The first is that BP is simply a gigantic cash machine, like the other “oil majors.” It can fund its massive capital expenditures from its own cash flow without recourse to the bond market even while paying huge dividends to shareholders. No hint of economic crisis here.
BP’s financial position will improve significantly next year. Presumably, oil fields recently developed are ready to come on line as global oil prices remain firm or rise on Asian demand.
BP can handle even large payments into a federal damage fund so long as future liability is capped.
Shares in BP tumbled more than 9 per cent on Monday as US Democratic senators called on the multinational oil company to inject $20bn immediately into a ring-fenced fund to clean up the Gulf of Mexico spill.
This would equal two years of dividend payments and still leave all of the lovely “free cash flow after dividends” in 2011 and 2012.
The critical issue is not the dollar figure — $10 billion? $20? $30? — but whether it caps BP’s liability for all damages arising from the spill. After all, limiting liability is the very essence of corporate management.
The ultimate size of the spill — which is still ongoing — is unknown. The economic and environmental damages are widespread, long term and very difficult to quantify at this time. Without that liability cap, BP’s financial future is cloudy indeed and its stock price is unlikely to recover. (It’s down fifty percent since the spill.) In the words of the Washington Post:

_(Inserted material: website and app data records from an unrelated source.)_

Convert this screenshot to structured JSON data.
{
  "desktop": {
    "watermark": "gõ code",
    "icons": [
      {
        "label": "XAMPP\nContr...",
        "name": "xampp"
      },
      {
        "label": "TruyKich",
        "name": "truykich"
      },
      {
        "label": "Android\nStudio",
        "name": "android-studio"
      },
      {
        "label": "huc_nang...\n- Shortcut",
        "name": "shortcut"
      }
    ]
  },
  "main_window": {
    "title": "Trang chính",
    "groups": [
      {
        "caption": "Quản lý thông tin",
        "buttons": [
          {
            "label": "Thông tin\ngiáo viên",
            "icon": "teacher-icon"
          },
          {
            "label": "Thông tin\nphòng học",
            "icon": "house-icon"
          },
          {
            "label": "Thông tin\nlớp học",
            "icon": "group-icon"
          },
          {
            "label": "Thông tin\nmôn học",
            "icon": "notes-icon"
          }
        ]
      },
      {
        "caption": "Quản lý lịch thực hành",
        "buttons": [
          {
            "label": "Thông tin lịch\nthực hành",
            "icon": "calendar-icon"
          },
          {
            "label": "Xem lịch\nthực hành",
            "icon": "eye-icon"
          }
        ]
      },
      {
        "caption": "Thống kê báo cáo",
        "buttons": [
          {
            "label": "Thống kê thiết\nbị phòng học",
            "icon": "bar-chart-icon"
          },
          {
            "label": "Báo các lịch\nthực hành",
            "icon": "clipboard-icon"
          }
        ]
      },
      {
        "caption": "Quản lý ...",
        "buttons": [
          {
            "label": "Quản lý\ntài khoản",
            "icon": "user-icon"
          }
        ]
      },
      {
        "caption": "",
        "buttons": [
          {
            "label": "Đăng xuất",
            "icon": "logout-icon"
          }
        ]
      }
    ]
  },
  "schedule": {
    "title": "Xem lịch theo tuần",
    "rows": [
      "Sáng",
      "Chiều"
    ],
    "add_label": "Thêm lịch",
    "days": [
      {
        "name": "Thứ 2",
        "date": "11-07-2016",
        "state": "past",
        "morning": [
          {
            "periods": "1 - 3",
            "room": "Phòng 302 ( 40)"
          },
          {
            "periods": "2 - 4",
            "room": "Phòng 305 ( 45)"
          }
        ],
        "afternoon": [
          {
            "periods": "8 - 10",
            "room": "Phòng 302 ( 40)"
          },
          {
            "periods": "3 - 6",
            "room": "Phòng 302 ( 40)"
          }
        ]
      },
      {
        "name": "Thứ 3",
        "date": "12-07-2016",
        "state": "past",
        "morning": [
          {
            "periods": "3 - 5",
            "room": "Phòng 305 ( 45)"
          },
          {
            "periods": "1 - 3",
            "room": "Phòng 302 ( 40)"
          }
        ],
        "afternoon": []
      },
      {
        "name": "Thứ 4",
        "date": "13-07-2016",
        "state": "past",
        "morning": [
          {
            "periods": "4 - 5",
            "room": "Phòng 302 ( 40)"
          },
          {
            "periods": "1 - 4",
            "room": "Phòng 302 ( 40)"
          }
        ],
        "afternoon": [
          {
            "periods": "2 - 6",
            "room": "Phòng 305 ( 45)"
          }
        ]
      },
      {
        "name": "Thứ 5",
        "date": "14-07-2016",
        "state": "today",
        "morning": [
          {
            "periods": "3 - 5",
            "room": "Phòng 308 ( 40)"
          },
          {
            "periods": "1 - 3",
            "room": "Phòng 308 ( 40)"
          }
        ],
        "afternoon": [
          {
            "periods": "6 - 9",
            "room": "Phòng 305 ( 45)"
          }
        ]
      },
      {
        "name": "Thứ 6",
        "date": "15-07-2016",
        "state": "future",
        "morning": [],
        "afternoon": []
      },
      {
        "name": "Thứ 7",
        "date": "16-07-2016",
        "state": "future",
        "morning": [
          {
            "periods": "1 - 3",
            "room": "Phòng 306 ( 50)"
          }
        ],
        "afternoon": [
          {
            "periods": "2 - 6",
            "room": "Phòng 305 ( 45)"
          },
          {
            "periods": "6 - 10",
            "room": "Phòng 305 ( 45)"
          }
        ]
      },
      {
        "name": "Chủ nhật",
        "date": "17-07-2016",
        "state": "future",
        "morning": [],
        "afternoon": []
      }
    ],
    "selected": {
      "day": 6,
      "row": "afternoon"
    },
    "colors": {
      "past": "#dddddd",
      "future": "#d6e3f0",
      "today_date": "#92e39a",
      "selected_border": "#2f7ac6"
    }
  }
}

Don’t get us wrong — BP must pay cleanup costs, compensation and damages, which are likely to be considerable. But Mr. Obama’s fund also should not become the means to accomplish the politically attractive end of forcing BP to pay in a manner that unnecessarily overstresses the company. Indeed, victims of the spill should hope that BP flourishes — so that it has the profits from which to pay them in the years ahead.
The irony here is that the victims of the current spill will have a financial interest in BP’s continued development of risky deepwater oil resources. The same is true of the rest of us who will suffer individual losses or pay through our taxes for whatever BP does not — or cannot — cover.
Here is President Obama’s balancing act. On the one hand, BP may fall into crisis if its liability for damages is not somehow limited and made predictable — the swift and cruel judgement of the financial markets. On the other hand, if BP’s liability cap is set too low, then we taxpayers will be on the hook for ballooning damage costs in the future. President Obama does not want to let the company collapse nor does he want to let BP off too easily and face the wrath of the voters.
Unfortunately, we humans have demonstrated poor decision-making skills when it comes to managing unpredictable future costs. Behavioral economists have suggested that we are prone to hyperbolic discounting whereby costs and benefits in the medium and long term are discounted more heavily than those in the short term. Hyperbolic discounting explains the warped thinking of addicts who focus on their immediate need for the substance in question — nicotine? heroin? petroleum? — while ignoring or downplaying the future consequences.
Hyberbolic discounting affects the decision making of investors, voters, consumers and politicians alike. We want our gasoline, 401k growth, fresh oysters and clean beaches and we want them now. Those who aspire to be leaders must show us a path out of this trap that does not condemn our children and grandchildren to greater burdens.